Robert’s advice was to stay on or near the ridge crest for pretty much the whole descent, making rappels when needed. We followed our noses on the right side of one tower after another, finding evidence of a path winding across ribs. At one point it looked like a path went down into a deep (intimidating) gully. We stayed high, and after 30 minutes or so walked on the ridge crest for a while. Coming to a cliff, we found the first obvious rappel point. We could make 30 meter rappels, and were a little worried about them being too short. I took the first one, finding a sling around a horn just at the end of the rope. It’s always a little apprehensive, hoping to find another anchor somewhere lower on the cliff, hoping you are heading in the right direction. We took turns, making 7 rappels total on the descent. I’m pretty sure the regular route went somewhere in gullies to the south of the cliffs we descended, but I think it was just as fast, and good advice for someone not familiar with the normal East Ridge ascent route.

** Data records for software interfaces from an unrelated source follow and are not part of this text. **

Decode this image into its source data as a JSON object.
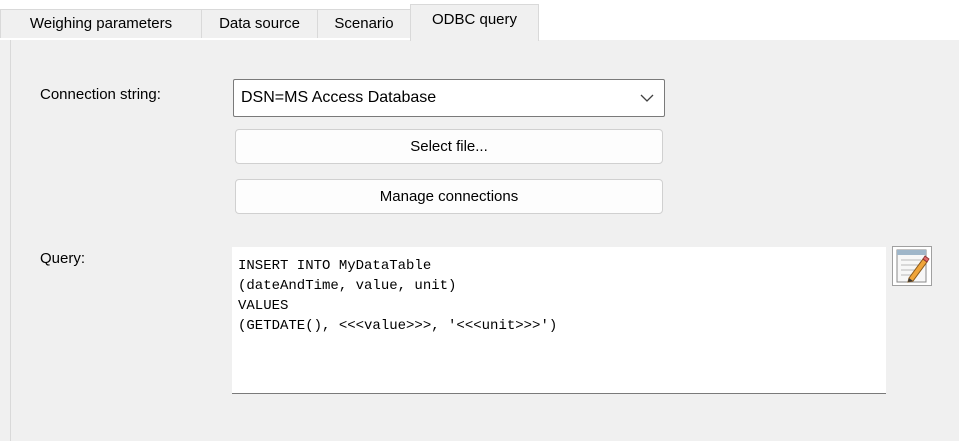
{
  "tabs": [
    {
      "label": "Weighing parameters",
      "active": false
    },
    {
      "label": "Data source",
      "active": false
    },
    {
      "label": "Scenario",
      "active": false
    },
    {
      "label": "ODBC query",
      "active": true
    }
  ],
  "form": {
    "connection_label": "Connection string:",
    "connection_value": "DSN=MS Access Database",
    "select_file_label": "Select file...",
    "manage_connections_label": "Manage connections",
    "query_label": "Query:",
    "query_text": "INSERT INTO MyDataTable\n(dateAndTime, value, unit)\nVALUES\n(GETDATE(), <<<value>>>, '<<<unit>>>')"
  },
  "icons": {
    "dropdown": "chevron-down-icon",
    "edit_query": "notepad-pencil-icon"
  }
}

After the first four rappels, we scrambled down and left to regain the crest for an increasingly steep walk towards the CJ Col. When things got steep we found another rappel sling on the right, and continued for 3 more raps. Theron left a sling around a large flake for the last rappel. Once at the Col, we began glissading to the south listening to a huge rockfall possibly caused by goats we had seen just above us at one point. We were down!

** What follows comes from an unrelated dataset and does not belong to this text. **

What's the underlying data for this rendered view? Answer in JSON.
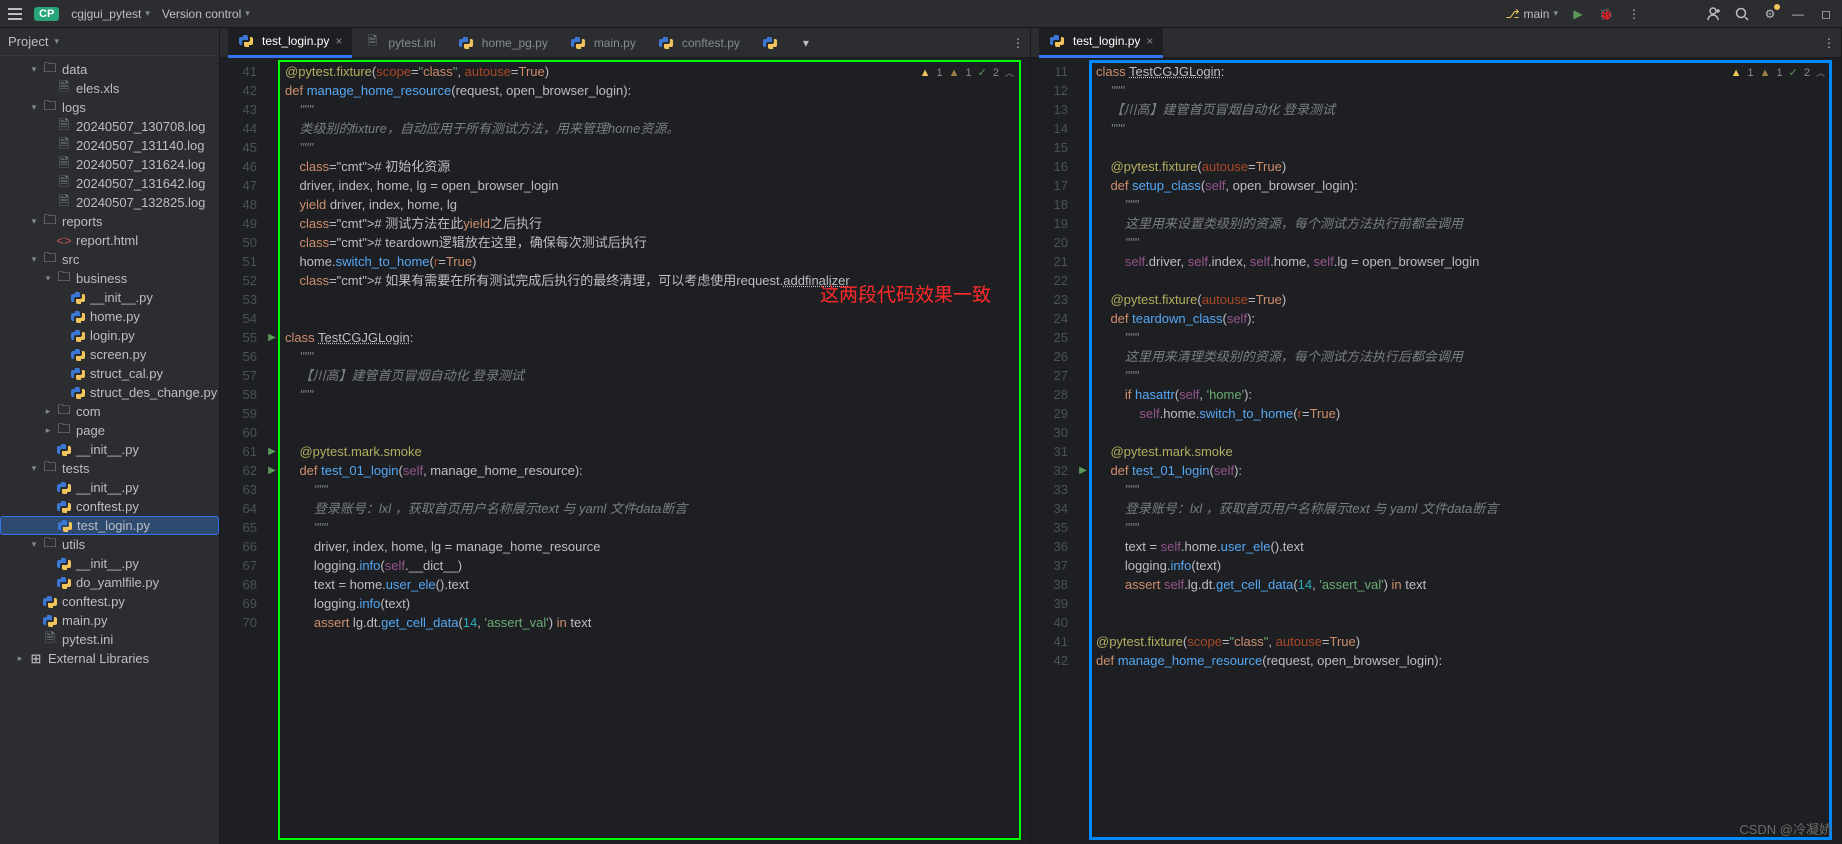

Relaxing on heather next to a stream, we “reconstituted,” drinking cold water, enjoying bare feet on dry ground, marvelling at the North Face of Mt. Formidable across the valley. We relived highlights of the climb and descent. Man!
Rather slowly, we gathered our things and hiked below The Triplets at 5800 feet, turning up to reach the ridge between that peak and Mix-up Peak at 7200 feet. John Sharp filled us in on this alternative descent to Cascade Pass called “Doug’s Direct” (most folks go through Gunsight Notch, traversing cliffs of Mix-up Peak). To reach the ridge, we climbed steep heather slopes as high as possible, then continued up 200 feet of easy rock to reach the crest. From here, we could scramble easily down to the glacier, about 400 feet below. We descended some exceptionally clean and solid rock, really surprising after so much junk. The 3rd and 4th class slopes eventually led to hard snow, which we quickly cramponed down about 800 feet to reach the informal trail leading to Cascade Pass. I was so pleased to be here with plenty of daylight left. After a rest at the pass, we continued down, passing a nanny goat and her cub walking on the trail! The rest of the way was dominated by the presence of “JoBurg” in front of us. It also filled my brain, simmering warm and spicy!
As we drove away (first having a great talk with Max Block on the road), I was already imagining doing another climb of the peak, probably one of the routes above the Sill Glacier. We’ll see! I don’t think climbers should be dissuaded from climbing this peak because of the dirty rock and brush. It is a special climb despite all that. We had a hard time, but a great time too. I would keep extemporizing, but unfortunately “I love the 80s” is on, and I need to devote time to that.